### Brief
The result should be the lines from the one holding "What data populates" to the final line of the records below, repeated exactly and with no pictures.

# # # # #

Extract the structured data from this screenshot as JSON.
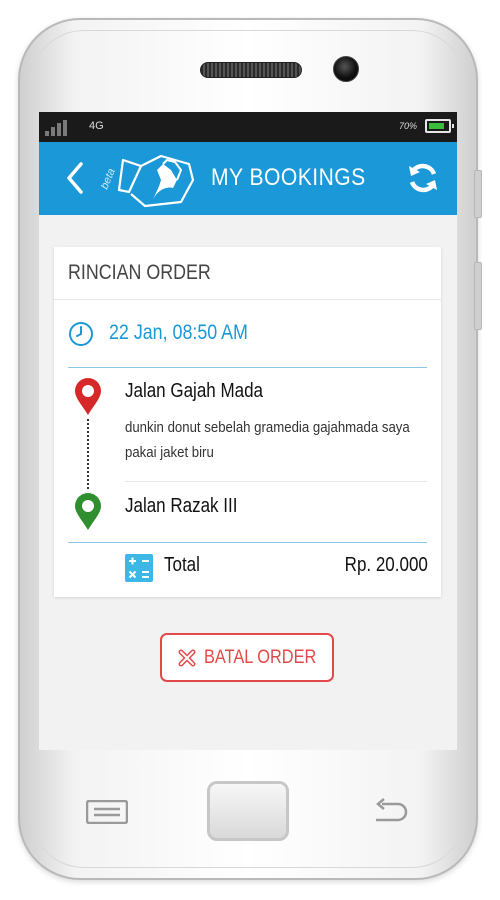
{
  "status_bar": {
    "network": "4G",
    "battery_percent": "70%",
    "battery_level": 0.7
  },
  "app_bar": {
    "logo_badge": "beta",
    "title": "MY BOOKINGS"
  },
  "order": {
    "section_title": "RINCIAN ORDER",
    "datetime": "22 Jan, 08:50 AM",
    "pickup": {
      "name": "Jalan Gajah Mada",
      "note": "dunkin donut sebelah gramedia gajahmada saya pakai jaket biru"
    },
    "dropoff": {
      "name": "Jalan Razak III"
    },
    "total_label": "Total",
    "total_value": "Rp. 20.000"
  },
  "cancel_button": {
    "label": "BATAL ORDER"
  },
  "colors": {
    "primary": "#1a98d8",
    "danger": "#e24a4a",
    "pickup_pin": "#d62828",
    "dropoff_pin": "#2f8f2f"
  },
  "icons": [
    "signal-icon",
    "battery-icon",
    "back-icon",
    "logo-icon",
    "refresh-icon",
    "clock-icon",
    "pickup-pin-icon",
    "dropoff-pin-icon",
    "calculator-icon",
    "cancel-icon",
    "menu-icon",
    "home-button",
    "back-nav-icon"
  ]
}
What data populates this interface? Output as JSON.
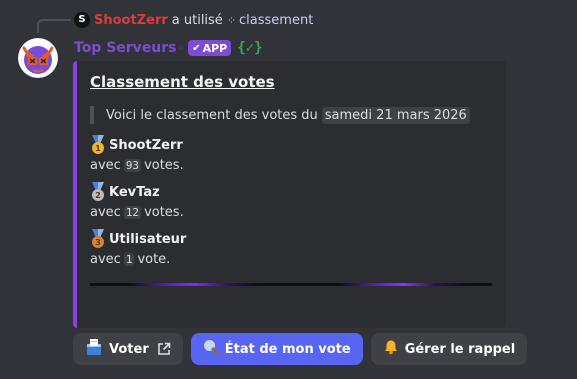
{
  "reply": {
    "avatar_letter": "S",
    "username": "ShootZerr",
    "action": "a utilisé",
    "command": "classement"
  },
  "message": {
    "author": "Top Serveurs",
    "badge": "APP",
    "code_mark": "{✓}"
  },
  "embed": {
    "accent_color": "#8a3fe0",
    "title": "Classement des votes",
    "intro": "Voici le classement des votes du",
    "date": "samedi 21 mars 2026",
    "entries": [
      {
        "rank": "1",
        "name": "ShootZerr",
        "prefix": "avec",
        "count": "93",
        "suffix": "votes."
      },
      {
        "rank": "2",
        "name": "KevTaz",
        "prefix": "avec",
        "count": "12",
        "suffix": "votes."
      },
      {
        "rank": "3",
        "name": "Utilisateur",
        "prefix": "avec",
        "count": "1",
        "suffix": "vote."
      }
    ]
  },
  "buttons": {
    "vote": "Voter",
    "status": "État de mon vote",
    "reminder": "Gérer le rappel"
  },
  "colors": {
    "primary": "#5865f2",
    "app_badge": "#7d4bd4",
    "reply_user": "#e03b3b"
  }
}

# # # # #

### Exercise answer
What data populates this interface? Output as JSON.
{
  "reply": {
    "avatar_letter": "S",
    "username": "ShootZerr",
    "action": "a utilisé",
    "command": "classement"
  },
  "message": {
    "author": "Top Serveurs",
    "badge": "APP",
    "code_mark": "{✓}"
  },
  "embed": {
    "accent_color": "#8a3fe0",
    "title": "Classement des votes",
    "intro": "Voici le classement des votes du",
    "date": "samedi 21 mars 2026",
    "entries": [
      {
        "rank": "1",
        "name": "ShootZerr",
        "prefix": "avec",
        "count": "93",
        "suffix": "votes."
      },
      {
        "rank": "2",
        "name": "KevTaz",
        "prefix": "avec",
        "count": "12",
        "suffix": "votes."
      },
      {
        "rank": "3",
        "name": "Utilisateur",
        "prefix": "avec",
        "count": "1",
        "suffix": "vote."
      }
    ]
  },
  "buttons": {
    "vote": "Voter",
    "status": "État de mon vote",
    "reminder": "Gérer le rappel"
  },
  "colors": {
    "primary": "#5865f2",
    "app_badge": "#7d4bd4",
    "reply_user": "#e03b3b"
  }
}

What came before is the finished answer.